This week the NTSB published the premiminary report on last week’s fatal mid-air collision over San Diego. It doesn’t really reveal much other than to confirm that the two planes took off within a minute of each other, both heading to the same nearby field.
Preliminary information supplied by the Federal Aviation Administration indicates that the Cessna 172RG was issued a takeoff clearance at 1638, and was subsequently handed off to the Southern California Terminal Radar Approach Control (TRACON) facility. The Cessna 182Q had been in the traffic pattern at Gillespie performing touch-and-go landings and takeoffs and departed the traffic pattern at 1638 southbound toward Brown Field. The airplanes collided about 2,300 feet mean sea level (msl) approximately 3 miles south of Gillespie.

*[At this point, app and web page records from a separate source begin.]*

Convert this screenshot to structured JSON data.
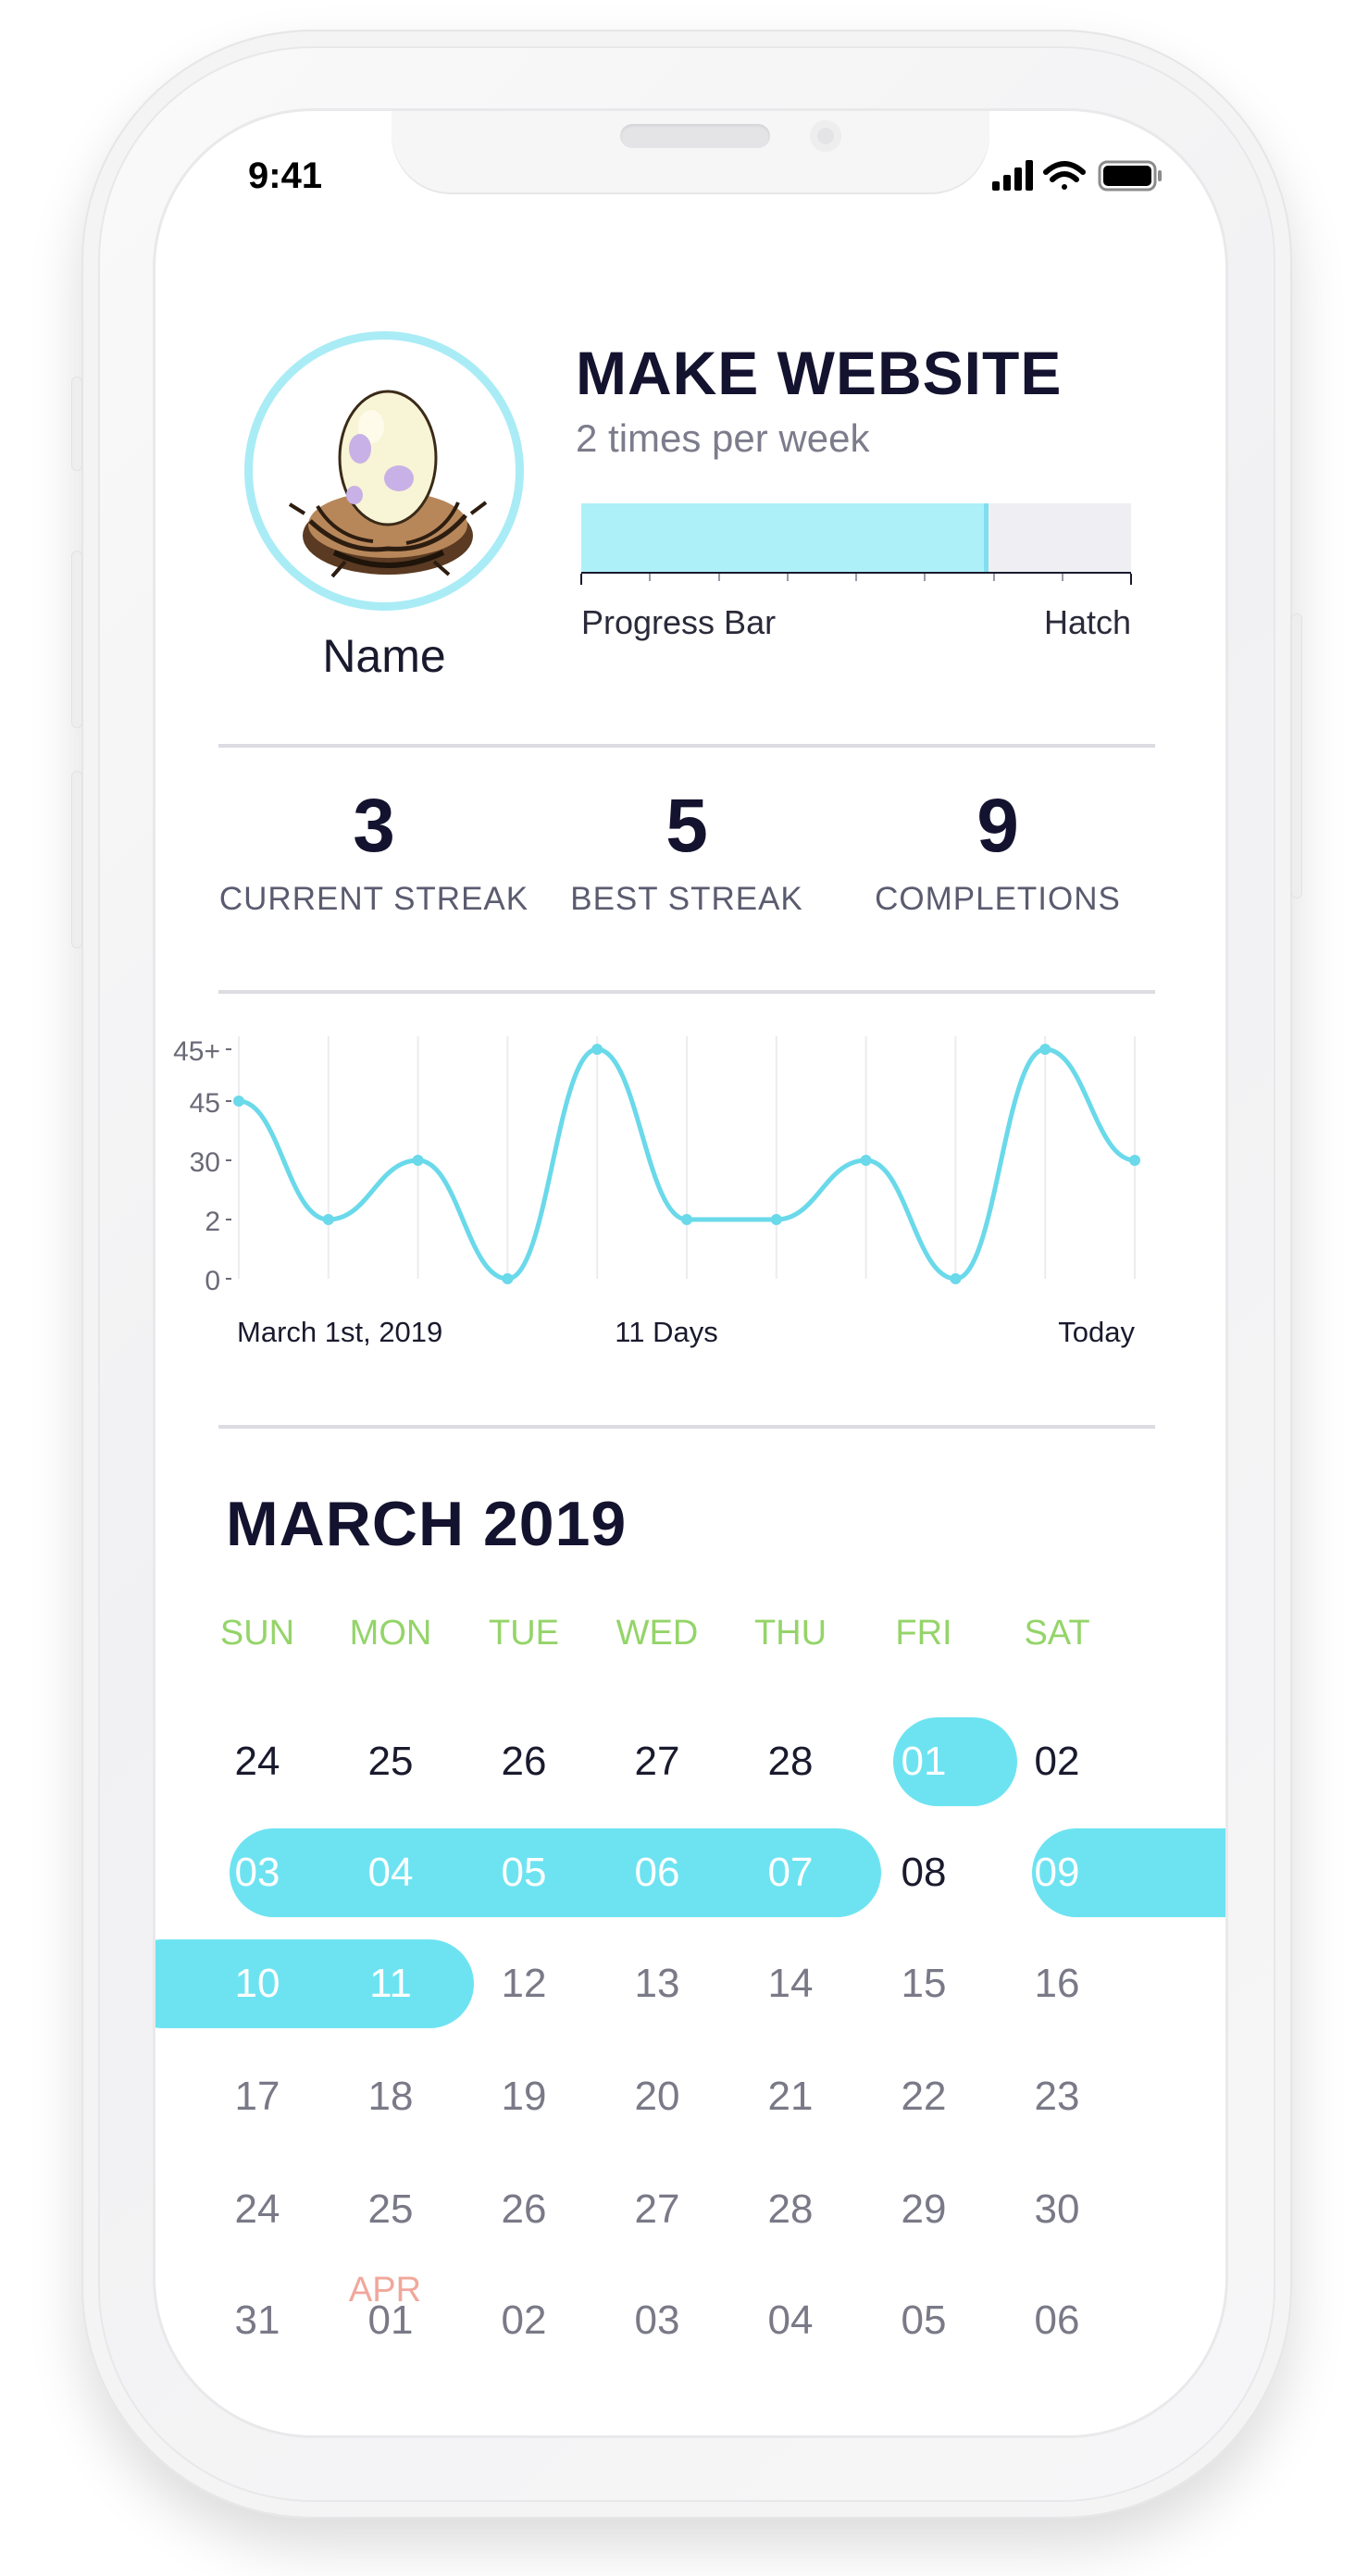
{
  "status_bar": {
    "time": "9:41"
  },
  "habit": {
    "name": "Name",
    "title": "MAKE WEBSITE",
    "frequency": "2 times per week",
    "progress_fraction": 0.74,
    "progress_label": "Progress Bar",
    "progress_end_label": "Hatch",
    "icon": "egg-in-nest-icon"
  },
  "stats": [
    {
      "value": "3",
      "label": "CURRENT STREAK"
    },
    {
      "value": "5",
      "label": "BEST STREAK"
    },
    {
      "value": "9",
      "label": "COMPLETIONS"
    }
  ],
  "chart_data": {
    "type": "line",
    "y_tick_labels": [
      "45+",
      "45",
      "30",
      "2",
      "0"
    ],
    "values": [
      3,
      1,
      2,
      0,
      4,
      1,
      1,
      2,
      0,
      4,
      2
    ],
    "x_labels": {
      "start": "March 1st, 2019",
      "middle": "11 Days",
      "end": "Today"
    },
    "color": "#6ad9ea",
    "grid": "vertical"
  },
  "calendar": {
    "title": "MARCH 2019",
    "weekdays": [
      "SUN",
      "MON",
      "TUE",
      "WED",
      "THU",
      "FRI",
      "SAT"
    ],
    "weeks": [
      [
        "24",
        "25",
        "26",
        "27",
        "28",
        "01",
        "02"
      ],
      [
        "03",
        "04",
        "05",
        "06",
        "07",
        "08",
        "09"
      ],
      [
        "10",
        "11",
        "12",
        "13",
        "14",
        "15",
        "16"
      ],
      [
        "17",
        "18",
        "19",
        "20",
        "21",
        "22",
        "23"
      ],
      [
        "24",
        "25",
        "26",
        "27",
        "28",
        "29",
        "30"
      ],
      [
        "31",
        "01",
        "02",
        "03",
        "04",
        "05",
        "06"
      ]
    ],
    "next_month_label": "APR",
    "completed_days": [
      "01",
      "03",
      "04",
      "05",
      "06",
      "07",
      "09",
      "10",
      "11"
    ],
    "highlight_color": "#6de3f1",
    "weekday_color": "#94d469"
  }
}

At first I had surmised that the 182 simply caught up with the 172 and didn’t see it but an eyewitness report confirms that they collided head-on, instead:
A witness, a professional airline pilot, … noted two airplanes were flying at an estimated 1,800 feet msl. One airplane was flying southwest bound, the other was flying east. The airplanes were in the Gillespie Field class Delta airspace when the airplane flying eastbound impacted the airplane flying southwest bound. The eastbound airplane impacted the right side of the southwest bound airplane.
A terrible accident, no doubt about that, but a reminder that see and avoid applies at all times whether VFR or IFR. Be extra vigilant when working near busy airports. We all know it, just need to make sure we all do it.